**DATA SHOWN:**
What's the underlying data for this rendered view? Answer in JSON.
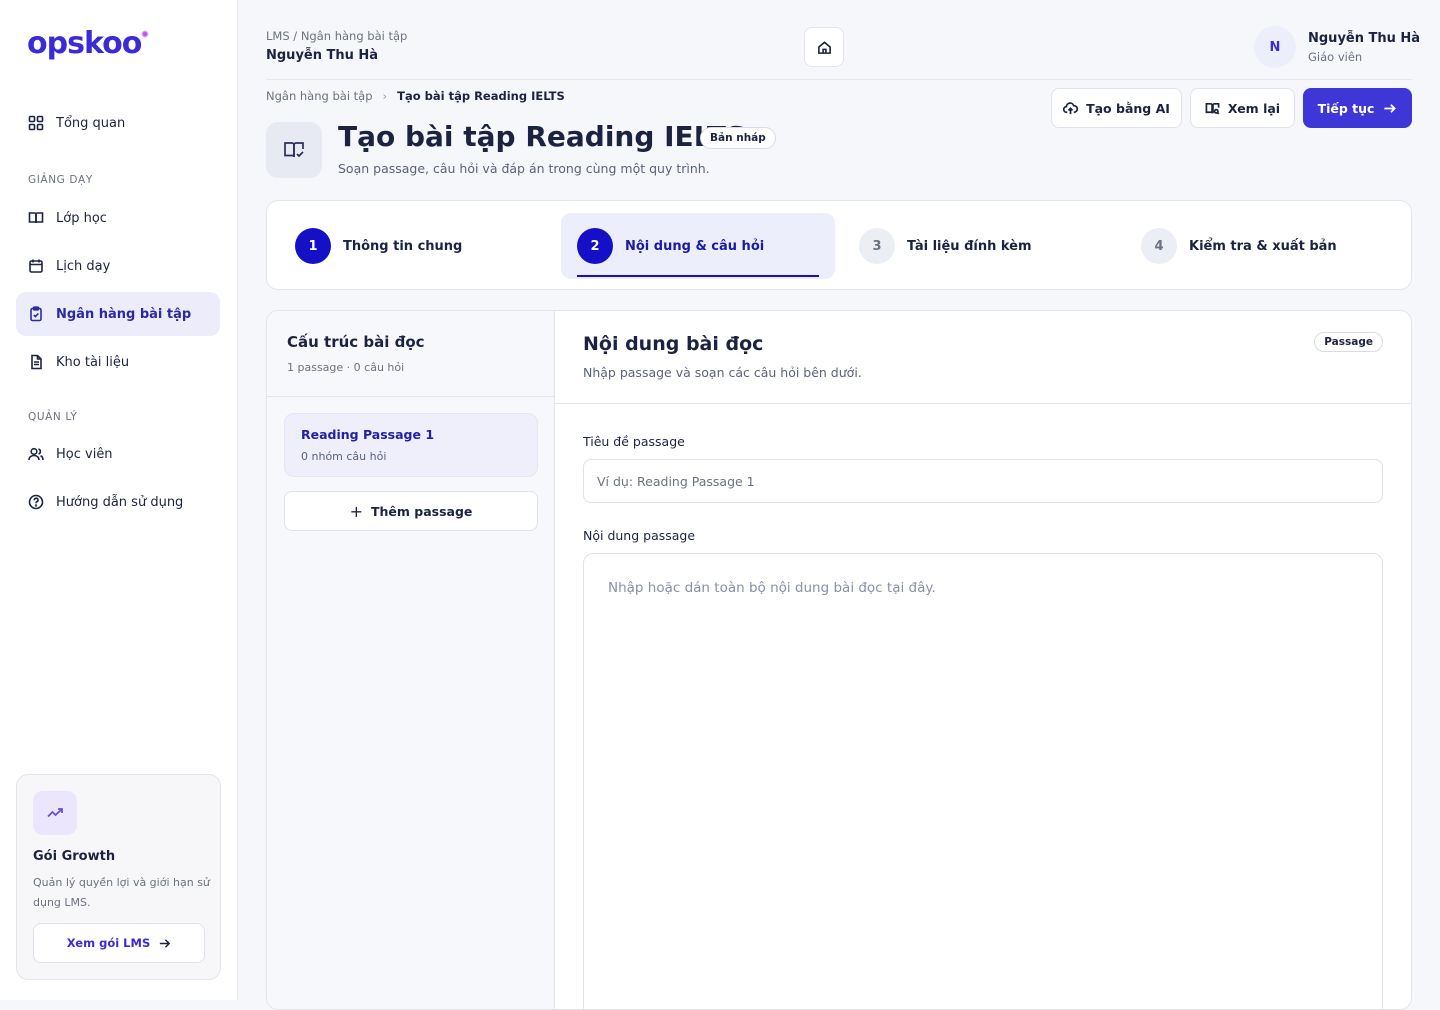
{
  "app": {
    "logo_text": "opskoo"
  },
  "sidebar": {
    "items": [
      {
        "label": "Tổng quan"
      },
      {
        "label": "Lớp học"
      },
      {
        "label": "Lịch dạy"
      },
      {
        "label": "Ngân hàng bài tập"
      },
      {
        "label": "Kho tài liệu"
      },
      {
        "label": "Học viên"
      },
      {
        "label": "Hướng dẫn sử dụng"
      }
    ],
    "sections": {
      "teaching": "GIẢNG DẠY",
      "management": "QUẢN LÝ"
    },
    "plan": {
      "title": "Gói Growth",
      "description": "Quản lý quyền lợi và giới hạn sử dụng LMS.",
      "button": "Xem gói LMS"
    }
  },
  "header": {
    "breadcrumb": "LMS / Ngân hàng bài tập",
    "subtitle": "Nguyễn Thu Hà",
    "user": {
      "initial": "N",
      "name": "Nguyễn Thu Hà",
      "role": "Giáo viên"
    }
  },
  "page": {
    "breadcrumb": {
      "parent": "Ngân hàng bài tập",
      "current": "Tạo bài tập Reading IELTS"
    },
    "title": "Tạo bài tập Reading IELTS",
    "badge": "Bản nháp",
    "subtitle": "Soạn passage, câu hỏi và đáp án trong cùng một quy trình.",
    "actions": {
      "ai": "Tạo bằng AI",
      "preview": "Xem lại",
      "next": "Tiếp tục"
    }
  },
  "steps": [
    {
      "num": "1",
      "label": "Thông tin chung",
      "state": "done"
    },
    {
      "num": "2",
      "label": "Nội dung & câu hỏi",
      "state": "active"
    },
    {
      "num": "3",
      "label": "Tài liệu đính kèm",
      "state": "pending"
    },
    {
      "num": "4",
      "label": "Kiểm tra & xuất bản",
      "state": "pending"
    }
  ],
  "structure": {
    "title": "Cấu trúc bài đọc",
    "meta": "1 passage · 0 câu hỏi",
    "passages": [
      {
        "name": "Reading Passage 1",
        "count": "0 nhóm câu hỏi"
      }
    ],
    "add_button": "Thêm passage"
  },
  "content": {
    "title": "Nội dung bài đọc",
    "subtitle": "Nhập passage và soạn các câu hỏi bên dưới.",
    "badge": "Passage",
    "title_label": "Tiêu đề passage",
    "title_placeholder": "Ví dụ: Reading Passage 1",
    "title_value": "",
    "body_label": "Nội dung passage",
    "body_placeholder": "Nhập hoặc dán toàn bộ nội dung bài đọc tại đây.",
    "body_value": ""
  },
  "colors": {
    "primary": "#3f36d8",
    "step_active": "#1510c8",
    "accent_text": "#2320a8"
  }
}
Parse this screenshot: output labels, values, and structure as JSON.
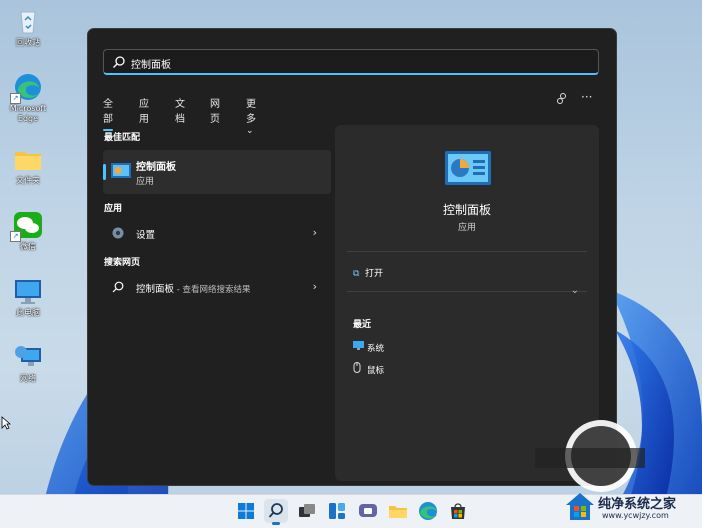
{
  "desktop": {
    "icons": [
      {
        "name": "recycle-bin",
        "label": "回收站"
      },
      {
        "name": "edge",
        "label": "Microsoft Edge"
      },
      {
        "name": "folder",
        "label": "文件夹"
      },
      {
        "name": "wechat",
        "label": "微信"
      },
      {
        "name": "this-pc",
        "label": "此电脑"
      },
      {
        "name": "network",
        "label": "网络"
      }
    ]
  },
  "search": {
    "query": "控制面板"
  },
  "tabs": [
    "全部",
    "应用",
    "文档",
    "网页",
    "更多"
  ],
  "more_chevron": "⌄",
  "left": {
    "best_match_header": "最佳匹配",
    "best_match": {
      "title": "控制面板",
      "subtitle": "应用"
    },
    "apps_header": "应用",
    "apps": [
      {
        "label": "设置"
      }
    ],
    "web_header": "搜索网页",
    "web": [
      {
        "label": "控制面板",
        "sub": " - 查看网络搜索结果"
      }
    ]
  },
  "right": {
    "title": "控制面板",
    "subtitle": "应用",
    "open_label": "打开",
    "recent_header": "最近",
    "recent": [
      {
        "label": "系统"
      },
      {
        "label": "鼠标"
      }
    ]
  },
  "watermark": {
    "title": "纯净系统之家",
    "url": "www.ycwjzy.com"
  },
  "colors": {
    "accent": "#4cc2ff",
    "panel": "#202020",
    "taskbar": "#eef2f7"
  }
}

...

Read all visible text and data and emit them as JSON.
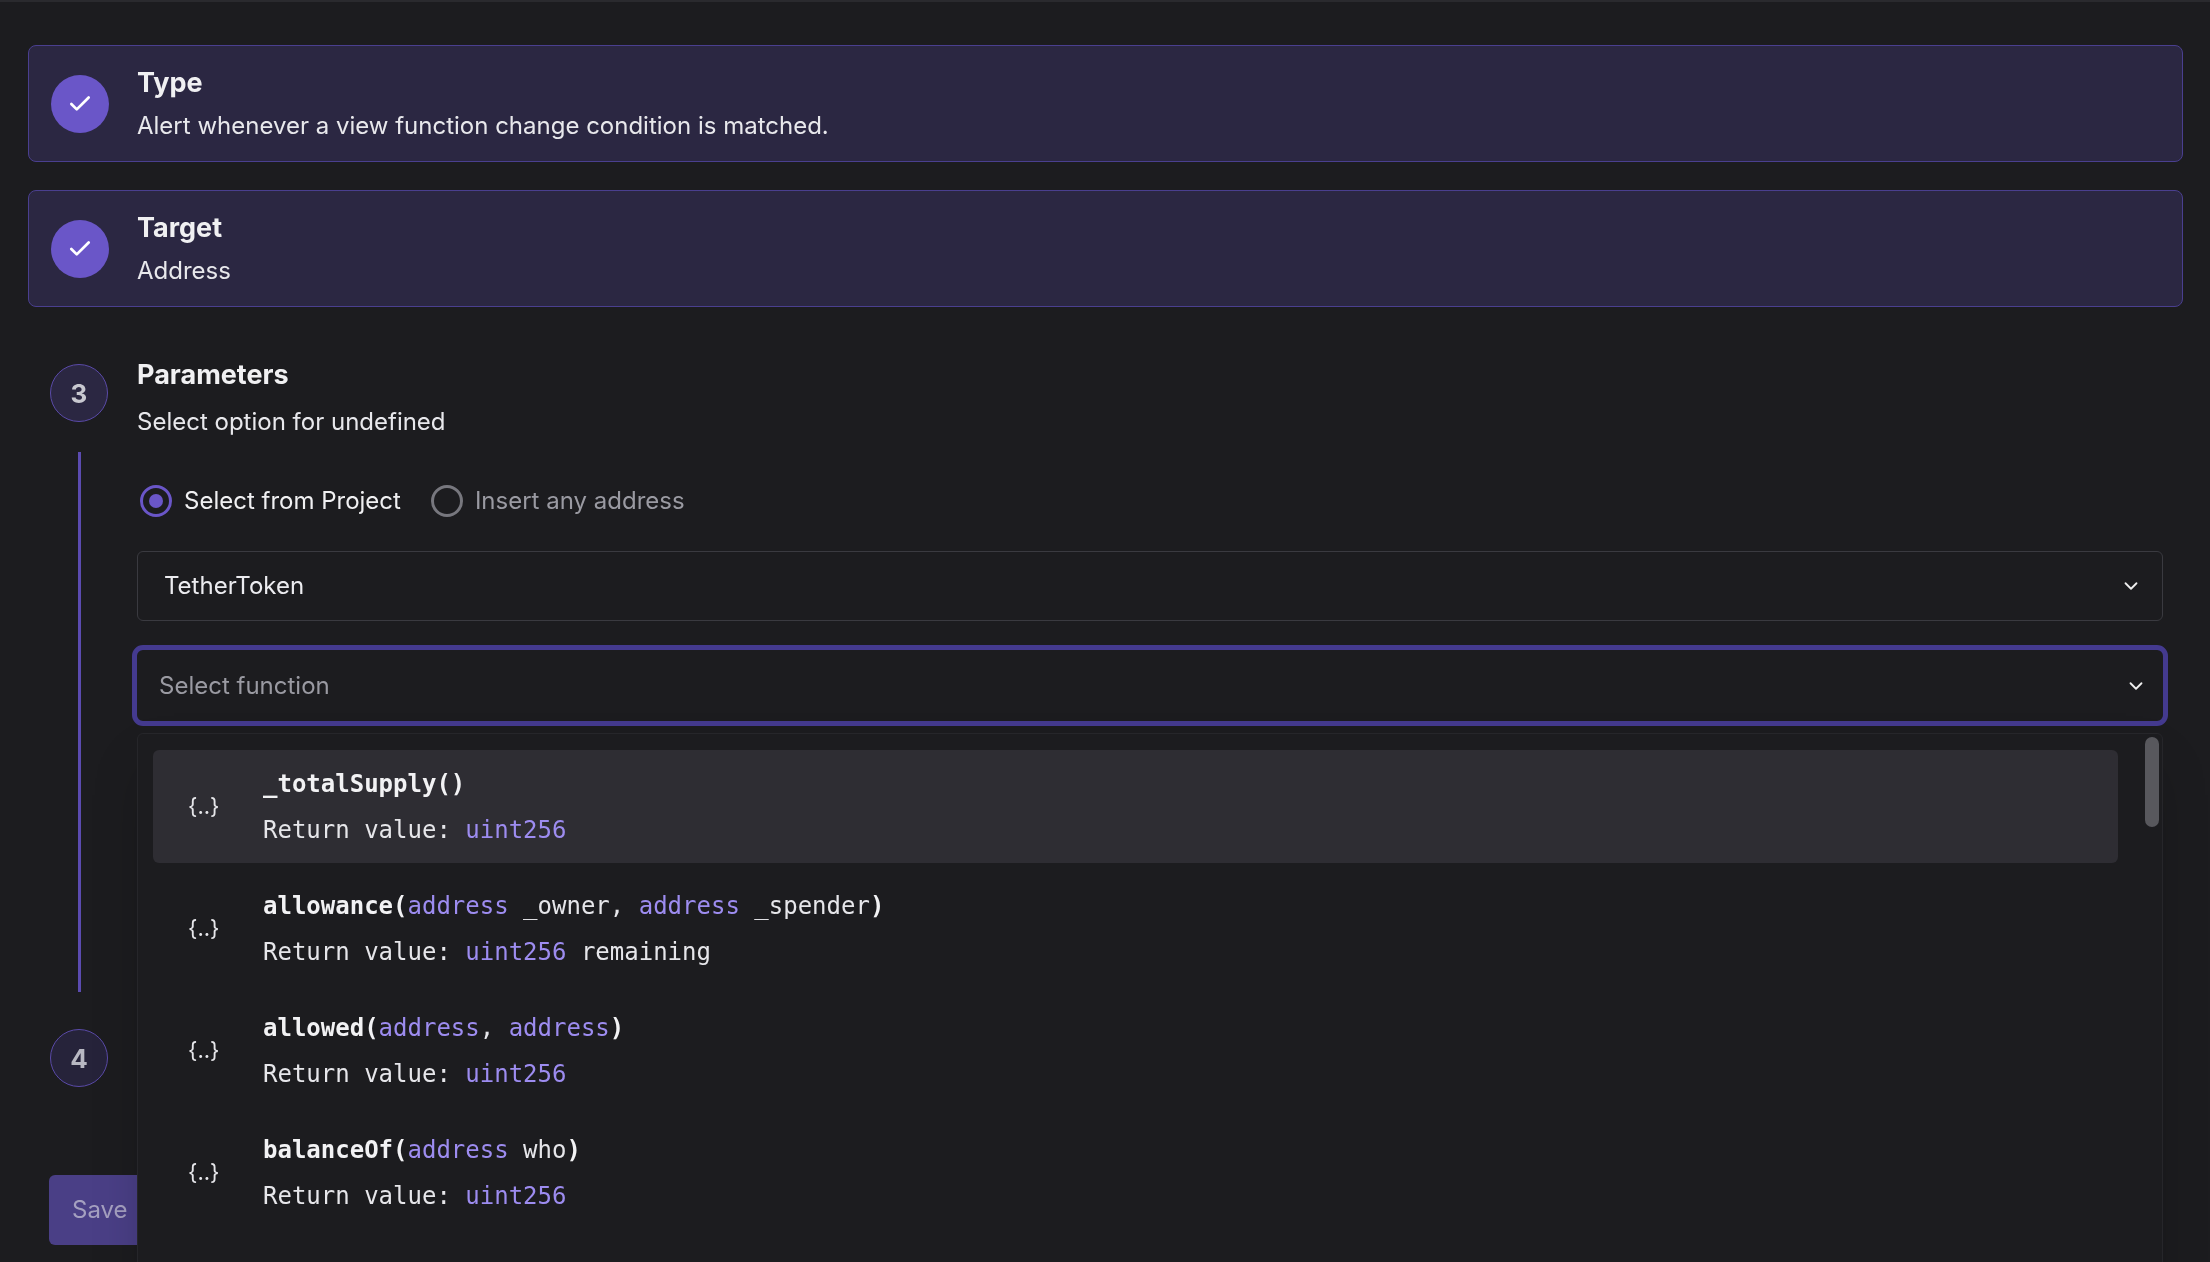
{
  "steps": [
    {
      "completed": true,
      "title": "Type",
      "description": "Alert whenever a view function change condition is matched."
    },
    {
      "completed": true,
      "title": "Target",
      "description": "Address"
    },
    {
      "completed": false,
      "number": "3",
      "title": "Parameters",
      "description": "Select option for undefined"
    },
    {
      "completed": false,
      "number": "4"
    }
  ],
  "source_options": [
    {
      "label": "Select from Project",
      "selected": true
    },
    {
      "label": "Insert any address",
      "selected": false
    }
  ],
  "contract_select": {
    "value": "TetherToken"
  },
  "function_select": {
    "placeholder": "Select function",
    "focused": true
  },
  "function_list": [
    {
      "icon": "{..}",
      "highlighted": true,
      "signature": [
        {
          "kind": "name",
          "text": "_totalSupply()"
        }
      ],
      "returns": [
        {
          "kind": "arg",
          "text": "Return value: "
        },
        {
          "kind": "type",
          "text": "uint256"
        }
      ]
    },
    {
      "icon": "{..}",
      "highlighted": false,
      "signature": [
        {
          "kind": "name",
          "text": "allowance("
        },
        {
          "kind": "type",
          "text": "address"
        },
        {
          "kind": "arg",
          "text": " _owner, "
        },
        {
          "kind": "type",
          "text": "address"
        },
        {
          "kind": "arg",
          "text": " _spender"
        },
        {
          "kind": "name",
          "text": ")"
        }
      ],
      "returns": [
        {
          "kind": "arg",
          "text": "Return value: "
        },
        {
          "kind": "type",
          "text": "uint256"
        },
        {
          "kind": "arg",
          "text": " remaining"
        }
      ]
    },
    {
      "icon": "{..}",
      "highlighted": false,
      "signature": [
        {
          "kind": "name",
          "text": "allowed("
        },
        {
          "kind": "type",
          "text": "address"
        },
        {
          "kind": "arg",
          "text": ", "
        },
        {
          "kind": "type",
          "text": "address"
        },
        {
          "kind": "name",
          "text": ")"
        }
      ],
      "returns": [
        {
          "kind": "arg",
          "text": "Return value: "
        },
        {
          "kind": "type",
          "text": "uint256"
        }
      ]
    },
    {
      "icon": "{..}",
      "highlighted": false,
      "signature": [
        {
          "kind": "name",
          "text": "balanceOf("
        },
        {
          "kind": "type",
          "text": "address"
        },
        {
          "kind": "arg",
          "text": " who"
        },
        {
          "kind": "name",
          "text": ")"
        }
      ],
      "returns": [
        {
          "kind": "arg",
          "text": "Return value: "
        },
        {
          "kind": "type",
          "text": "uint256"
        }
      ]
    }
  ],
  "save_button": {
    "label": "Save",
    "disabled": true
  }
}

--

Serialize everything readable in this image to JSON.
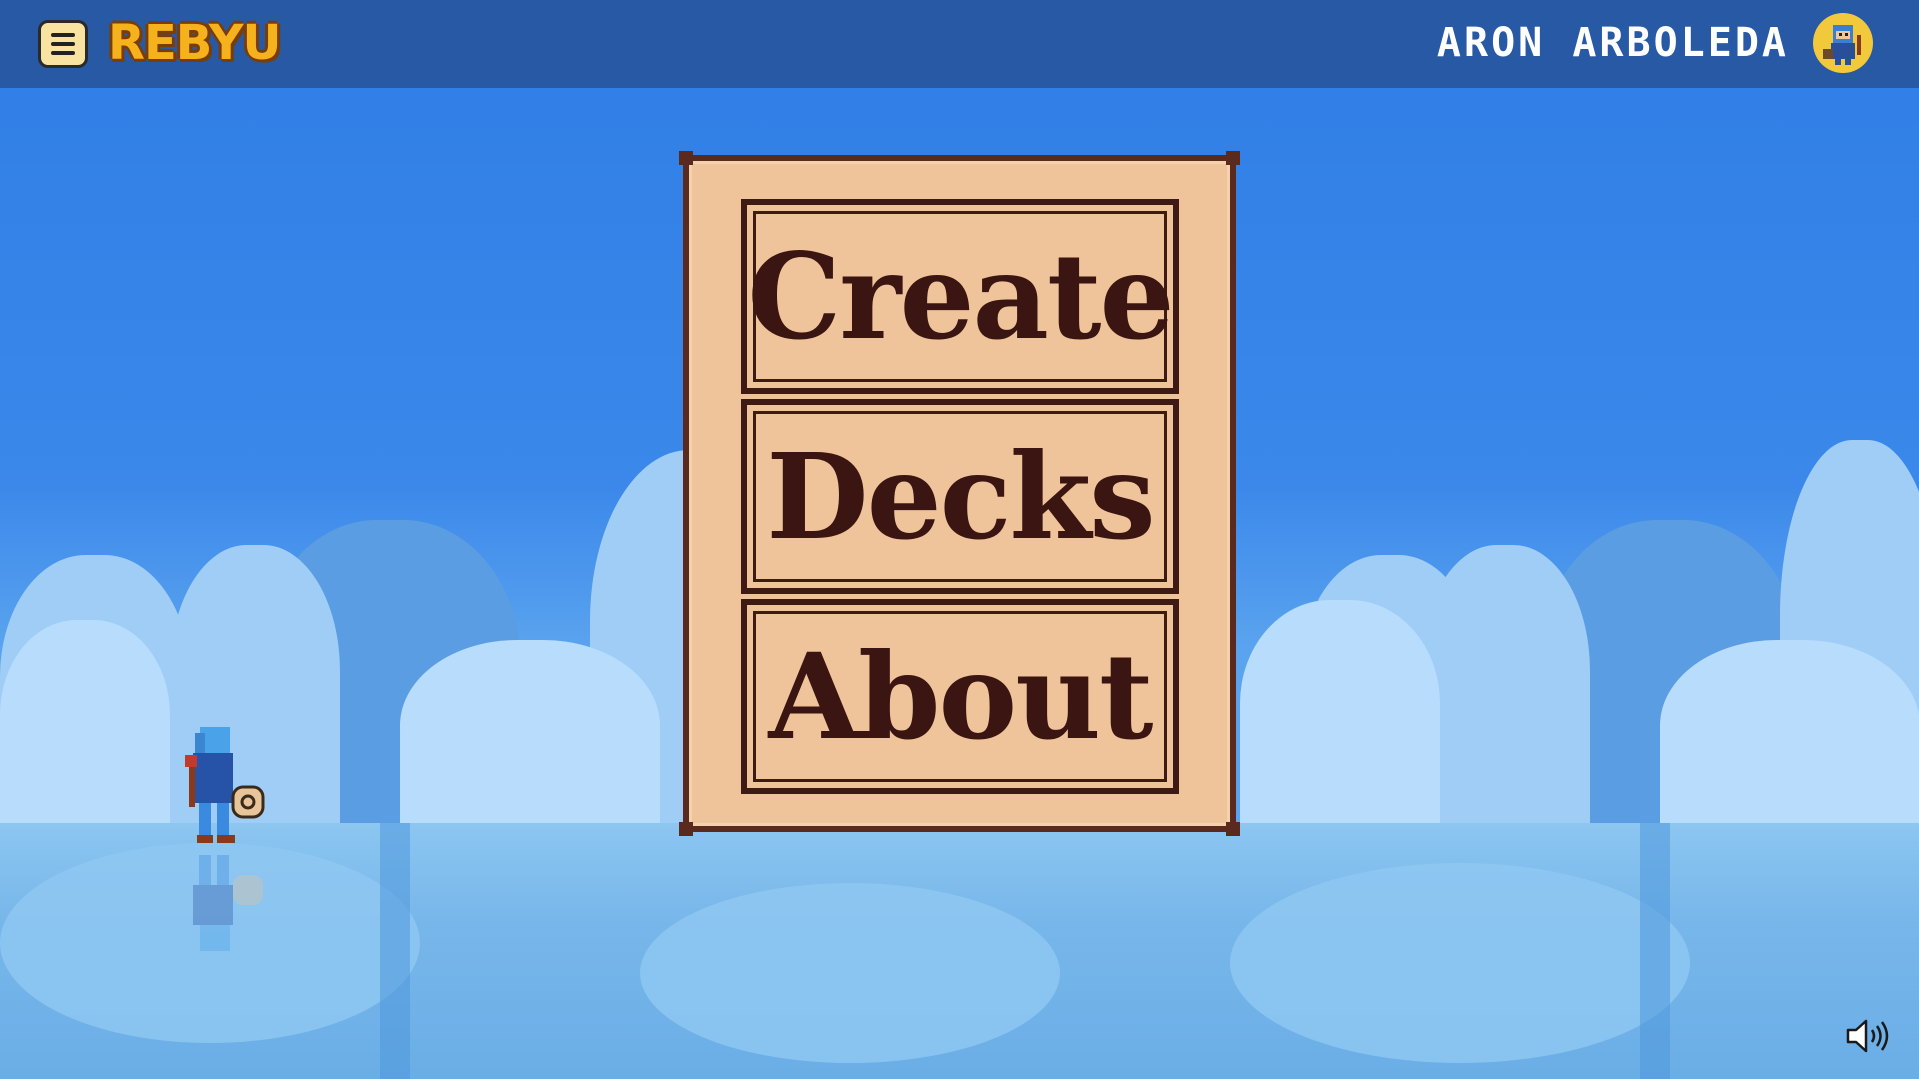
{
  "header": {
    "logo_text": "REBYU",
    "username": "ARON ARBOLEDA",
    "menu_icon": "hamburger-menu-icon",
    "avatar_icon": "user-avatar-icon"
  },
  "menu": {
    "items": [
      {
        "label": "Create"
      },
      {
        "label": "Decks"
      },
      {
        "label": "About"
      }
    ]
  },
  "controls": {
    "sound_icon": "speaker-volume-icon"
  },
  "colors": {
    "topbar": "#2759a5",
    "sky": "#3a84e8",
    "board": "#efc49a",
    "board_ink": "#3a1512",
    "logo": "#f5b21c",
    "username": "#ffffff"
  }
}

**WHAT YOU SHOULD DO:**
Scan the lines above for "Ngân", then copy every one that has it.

**RESULT:**
        "label": "Ngân hàng bài tập"
    "breadcrumb": "LMS / Ngân hàng bài tập",
      "parent": "Ngân hàng bài tập",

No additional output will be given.